What lines of the data hold the string "JSON"? Copy them all.

[Opening Entries provided section]

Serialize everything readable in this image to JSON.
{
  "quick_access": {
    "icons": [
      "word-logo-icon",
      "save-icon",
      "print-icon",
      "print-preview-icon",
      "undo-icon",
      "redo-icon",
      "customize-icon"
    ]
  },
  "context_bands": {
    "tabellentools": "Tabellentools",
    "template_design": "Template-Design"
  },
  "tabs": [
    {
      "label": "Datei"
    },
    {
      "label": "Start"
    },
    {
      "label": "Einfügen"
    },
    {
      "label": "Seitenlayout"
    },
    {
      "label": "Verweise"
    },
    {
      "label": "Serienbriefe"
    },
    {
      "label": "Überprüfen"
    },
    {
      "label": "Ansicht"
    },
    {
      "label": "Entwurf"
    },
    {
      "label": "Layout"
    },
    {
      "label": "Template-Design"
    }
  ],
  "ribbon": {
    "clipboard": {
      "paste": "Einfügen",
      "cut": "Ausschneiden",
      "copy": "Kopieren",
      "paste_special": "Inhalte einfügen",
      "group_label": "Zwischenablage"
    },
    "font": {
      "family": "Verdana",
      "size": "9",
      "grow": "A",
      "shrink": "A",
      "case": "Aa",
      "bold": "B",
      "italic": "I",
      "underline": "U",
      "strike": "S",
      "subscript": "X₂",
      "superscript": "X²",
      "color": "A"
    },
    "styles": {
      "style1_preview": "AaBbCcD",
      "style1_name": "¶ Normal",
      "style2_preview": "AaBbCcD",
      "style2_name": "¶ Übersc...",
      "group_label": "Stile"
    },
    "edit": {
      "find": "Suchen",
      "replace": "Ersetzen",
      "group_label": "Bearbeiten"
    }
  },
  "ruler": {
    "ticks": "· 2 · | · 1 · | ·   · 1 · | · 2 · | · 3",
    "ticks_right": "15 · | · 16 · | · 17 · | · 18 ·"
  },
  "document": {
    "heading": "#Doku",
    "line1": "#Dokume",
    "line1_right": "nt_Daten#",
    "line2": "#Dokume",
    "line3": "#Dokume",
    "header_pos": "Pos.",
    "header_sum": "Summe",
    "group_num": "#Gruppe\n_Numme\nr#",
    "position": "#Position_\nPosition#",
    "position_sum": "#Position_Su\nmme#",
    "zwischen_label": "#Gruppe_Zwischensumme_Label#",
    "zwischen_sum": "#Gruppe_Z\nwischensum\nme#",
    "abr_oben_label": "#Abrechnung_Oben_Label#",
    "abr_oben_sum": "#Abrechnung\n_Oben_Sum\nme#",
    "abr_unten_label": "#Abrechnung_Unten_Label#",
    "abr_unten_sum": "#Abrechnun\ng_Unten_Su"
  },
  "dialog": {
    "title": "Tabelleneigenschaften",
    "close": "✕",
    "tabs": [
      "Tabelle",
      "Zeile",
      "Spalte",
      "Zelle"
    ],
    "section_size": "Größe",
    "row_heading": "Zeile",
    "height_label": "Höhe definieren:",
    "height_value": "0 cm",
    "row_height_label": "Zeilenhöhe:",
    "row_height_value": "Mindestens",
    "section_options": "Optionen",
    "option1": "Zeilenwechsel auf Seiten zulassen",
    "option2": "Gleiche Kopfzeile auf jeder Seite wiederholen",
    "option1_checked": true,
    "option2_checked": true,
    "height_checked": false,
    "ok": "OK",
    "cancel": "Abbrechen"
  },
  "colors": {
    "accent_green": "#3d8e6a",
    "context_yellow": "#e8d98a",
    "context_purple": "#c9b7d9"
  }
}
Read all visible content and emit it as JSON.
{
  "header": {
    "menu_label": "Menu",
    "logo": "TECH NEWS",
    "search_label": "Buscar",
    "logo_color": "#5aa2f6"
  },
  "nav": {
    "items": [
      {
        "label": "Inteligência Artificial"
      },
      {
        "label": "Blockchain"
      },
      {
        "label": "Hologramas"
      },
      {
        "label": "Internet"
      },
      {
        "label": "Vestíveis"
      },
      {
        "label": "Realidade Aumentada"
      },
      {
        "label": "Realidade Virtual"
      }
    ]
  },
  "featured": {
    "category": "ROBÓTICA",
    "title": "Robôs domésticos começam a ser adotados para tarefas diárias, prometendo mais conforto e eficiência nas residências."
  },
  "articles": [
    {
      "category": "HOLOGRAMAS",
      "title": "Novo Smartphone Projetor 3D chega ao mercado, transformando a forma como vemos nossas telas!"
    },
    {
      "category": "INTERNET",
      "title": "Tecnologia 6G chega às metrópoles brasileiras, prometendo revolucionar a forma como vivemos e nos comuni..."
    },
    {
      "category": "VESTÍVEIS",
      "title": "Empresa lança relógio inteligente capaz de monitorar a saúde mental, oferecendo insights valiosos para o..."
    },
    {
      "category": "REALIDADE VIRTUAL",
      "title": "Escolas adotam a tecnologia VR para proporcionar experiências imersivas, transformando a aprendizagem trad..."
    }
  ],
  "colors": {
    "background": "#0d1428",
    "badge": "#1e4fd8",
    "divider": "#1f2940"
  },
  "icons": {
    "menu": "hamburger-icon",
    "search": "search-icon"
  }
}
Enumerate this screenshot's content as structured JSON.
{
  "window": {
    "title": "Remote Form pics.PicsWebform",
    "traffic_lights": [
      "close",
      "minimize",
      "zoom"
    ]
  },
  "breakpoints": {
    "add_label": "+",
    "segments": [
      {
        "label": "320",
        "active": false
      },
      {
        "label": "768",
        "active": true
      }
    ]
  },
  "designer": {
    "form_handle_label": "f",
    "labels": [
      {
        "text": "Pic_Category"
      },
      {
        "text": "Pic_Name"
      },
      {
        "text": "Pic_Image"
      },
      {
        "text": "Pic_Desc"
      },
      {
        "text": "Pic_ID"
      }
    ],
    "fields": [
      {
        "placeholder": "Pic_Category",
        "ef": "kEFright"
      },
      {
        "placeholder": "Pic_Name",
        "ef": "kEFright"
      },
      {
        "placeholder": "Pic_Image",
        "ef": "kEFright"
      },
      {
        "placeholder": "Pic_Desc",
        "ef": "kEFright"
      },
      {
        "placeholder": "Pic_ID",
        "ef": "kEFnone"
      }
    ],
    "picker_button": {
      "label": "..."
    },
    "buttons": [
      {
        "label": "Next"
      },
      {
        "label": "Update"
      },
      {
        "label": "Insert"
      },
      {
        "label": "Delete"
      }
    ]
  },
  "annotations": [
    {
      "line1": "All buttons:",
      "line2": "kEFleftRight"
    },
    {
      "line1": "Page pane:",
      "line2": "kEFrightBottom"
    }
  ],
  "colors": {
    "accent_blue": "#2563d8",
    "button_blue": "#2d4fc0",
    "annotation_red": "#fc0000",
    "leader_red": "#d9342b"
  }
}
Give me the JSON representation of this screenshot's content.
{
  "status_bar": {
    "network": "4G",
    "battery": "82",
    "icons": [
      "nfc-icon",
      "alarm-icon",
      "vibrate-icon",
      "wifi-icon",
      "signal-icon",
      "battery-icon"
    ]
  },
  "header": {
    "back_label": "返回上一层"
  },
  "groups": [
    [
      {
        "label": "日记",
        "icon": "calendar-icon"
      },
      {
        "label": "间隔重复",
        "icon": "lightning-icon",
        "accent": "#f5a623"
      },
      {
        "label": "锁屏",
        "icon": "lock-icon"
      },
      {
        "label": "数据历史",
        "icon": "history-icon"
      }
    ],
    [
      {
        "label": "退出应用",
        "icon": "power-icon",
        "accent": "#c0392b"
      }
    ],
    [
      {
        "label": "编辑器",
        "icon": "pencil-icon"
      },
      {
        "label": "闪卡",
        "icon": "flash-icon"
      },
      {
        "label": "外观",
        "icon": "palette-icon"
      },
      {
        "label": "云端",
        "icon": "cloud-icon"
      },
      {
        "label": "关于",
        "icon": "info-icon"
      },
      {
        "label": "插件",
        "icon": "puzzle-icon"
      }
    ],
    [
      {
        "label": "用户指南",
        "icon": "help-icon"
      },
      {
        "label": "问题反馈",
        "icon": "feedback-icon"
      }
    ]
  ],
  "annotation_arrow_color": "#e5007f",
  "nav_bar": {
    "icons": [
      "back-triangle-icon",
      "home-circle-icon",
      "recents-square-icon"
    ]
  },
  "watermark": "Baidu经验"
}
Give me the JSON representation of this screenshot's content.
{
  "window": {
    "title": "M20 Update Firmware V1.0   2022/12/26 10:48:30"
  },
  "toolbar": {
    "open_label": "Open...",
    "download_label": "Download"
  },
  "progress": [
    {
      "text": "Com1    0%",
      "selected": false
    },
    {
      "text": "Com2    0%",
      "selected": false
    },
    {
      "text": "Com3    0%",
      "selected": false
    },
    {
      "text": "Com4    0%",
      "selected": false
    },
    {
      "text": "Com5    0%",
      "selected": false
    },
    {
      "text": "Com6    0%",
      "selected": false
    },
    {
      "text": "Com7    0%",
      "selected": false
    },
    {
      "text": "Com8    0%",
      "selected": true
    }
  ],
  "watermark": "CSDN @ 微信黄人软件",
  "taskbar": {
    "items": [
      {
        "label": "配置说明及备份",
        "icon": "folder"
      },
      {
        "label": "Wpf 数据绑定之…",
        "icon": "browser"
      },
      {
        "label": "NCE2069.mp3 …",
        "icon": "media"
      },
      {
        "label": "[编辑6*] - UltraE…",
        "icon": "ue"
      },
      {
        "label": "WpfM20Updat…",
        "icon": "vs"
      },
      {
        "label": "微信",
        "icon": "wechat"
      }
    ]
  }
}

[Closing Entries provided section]

**Solution below**
Serialize everything readable in this image to JSON.
Read all visible content and emit it as JSON.
Enumerate this screenshot's content as structured JSON.
Give me the JSON representation of this screenshot's content.
Give me the JSON representation of this screenshot's content.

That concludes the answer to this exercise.